Majority of Americans say government should not force federal marijuana laws on states
Six-in-ten Americans say that the federal government should not enforce its marijuana laws in states that permit use.
The Obama administration said on Thursday that federal prosecutors had been directed not to target individual marijuana users in states where marijuana has been legalized for medical or recreational use. Instead, prosecutors have been told to put their focus on areas of enforcement that involve selling marijuana to minors or to cartels and gangs, and preventing sales to states where the drug is still illegal.
The announcement generally puts government policy in line with public opinion on the issue. A Pew Research Center survey conducted in March found that 60% of Americans said the federal government should not enforce anti-marijuana laws in states that allow use, compared to 35% who said the government should enforce its laws.
There was agreement across partisan lines on this issue.

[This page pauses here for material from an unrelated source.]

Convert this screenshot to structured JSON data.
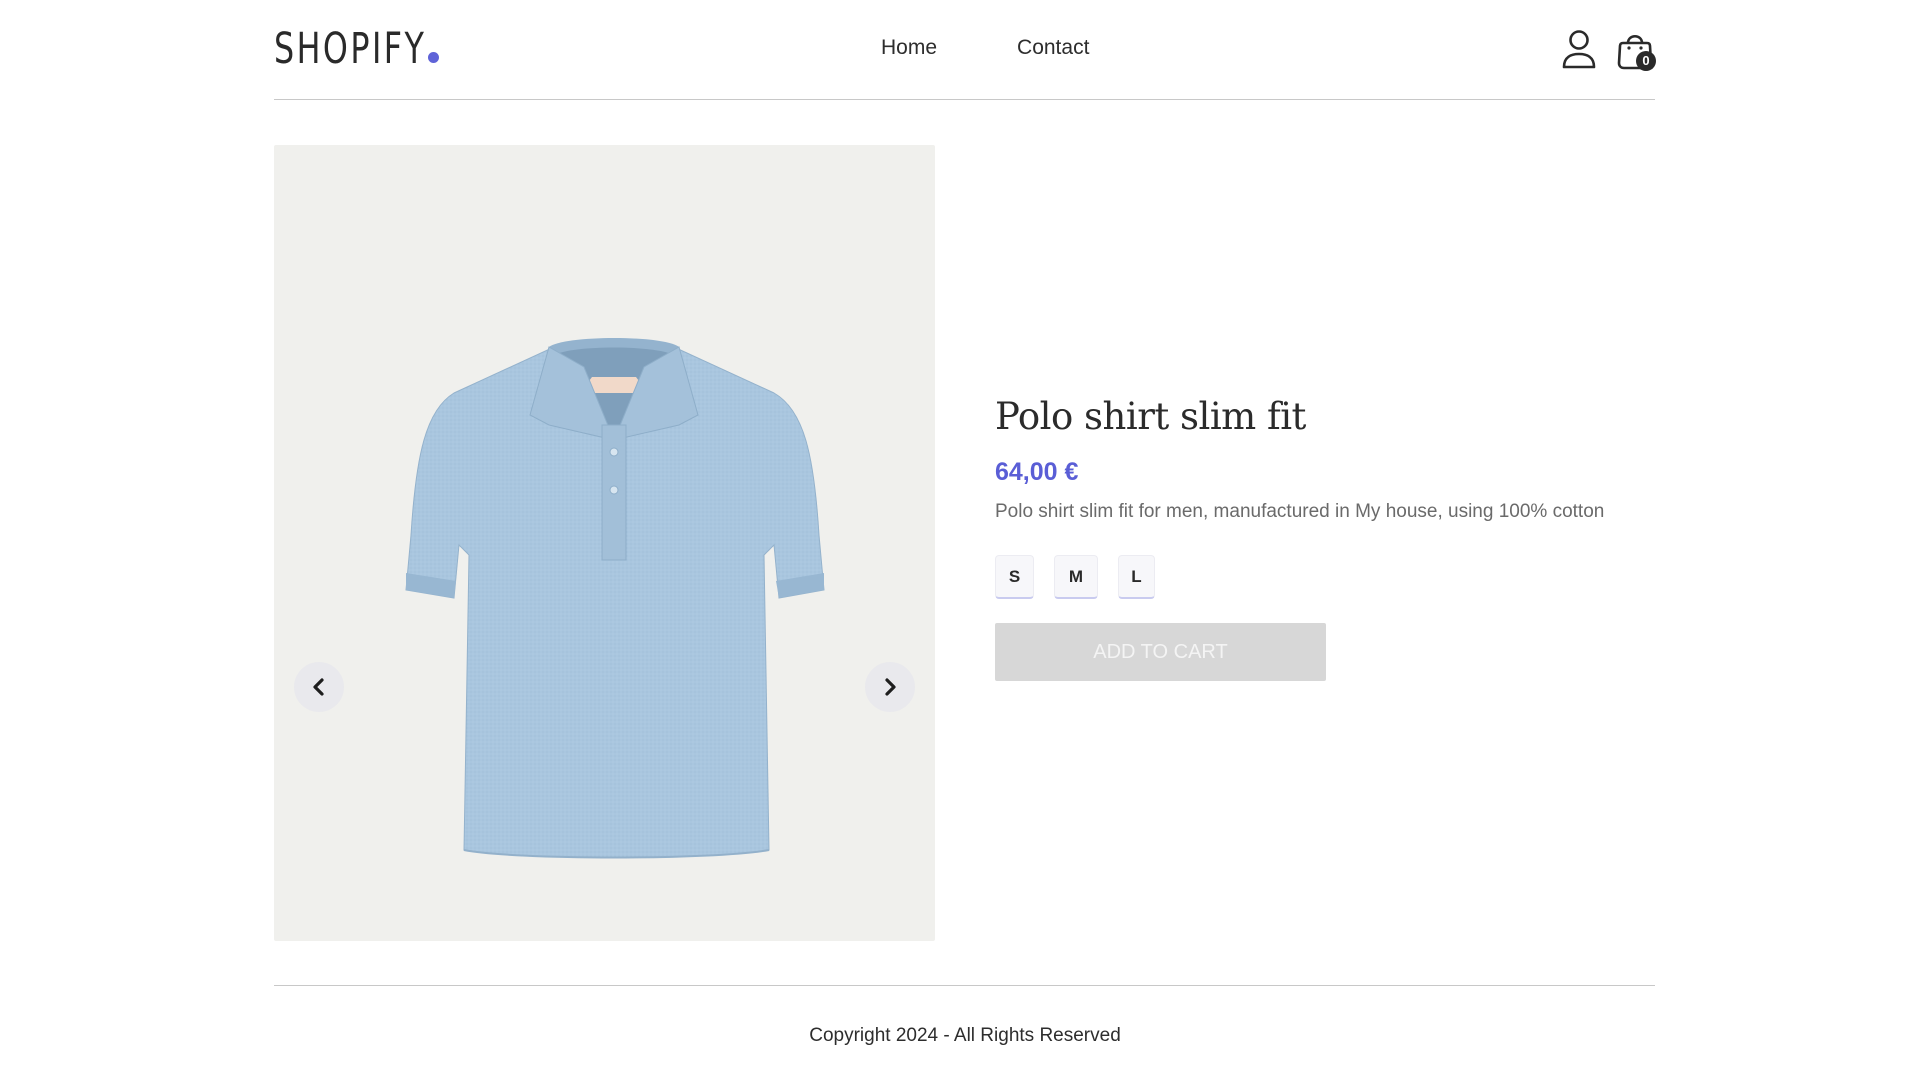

About six-in-ten Democrats (59%) and Republicans (57%) said the federal government should keep its hands off, as did 64% of independents.
The finding on federal enforcement was part of a survey in which a majority of Americans (52%) said the use of marijuana should be made legal, while 45% disagreed – the first time in more than four decades of polling on the issue that the 50% mark had been passed.
The survey found that 72% of Americans also believed that government efforts to enforce marijuana laws cost more than they were worth.
Category: Daily Number
Bruce Drake is a Senior Editor at the Pew Research Center.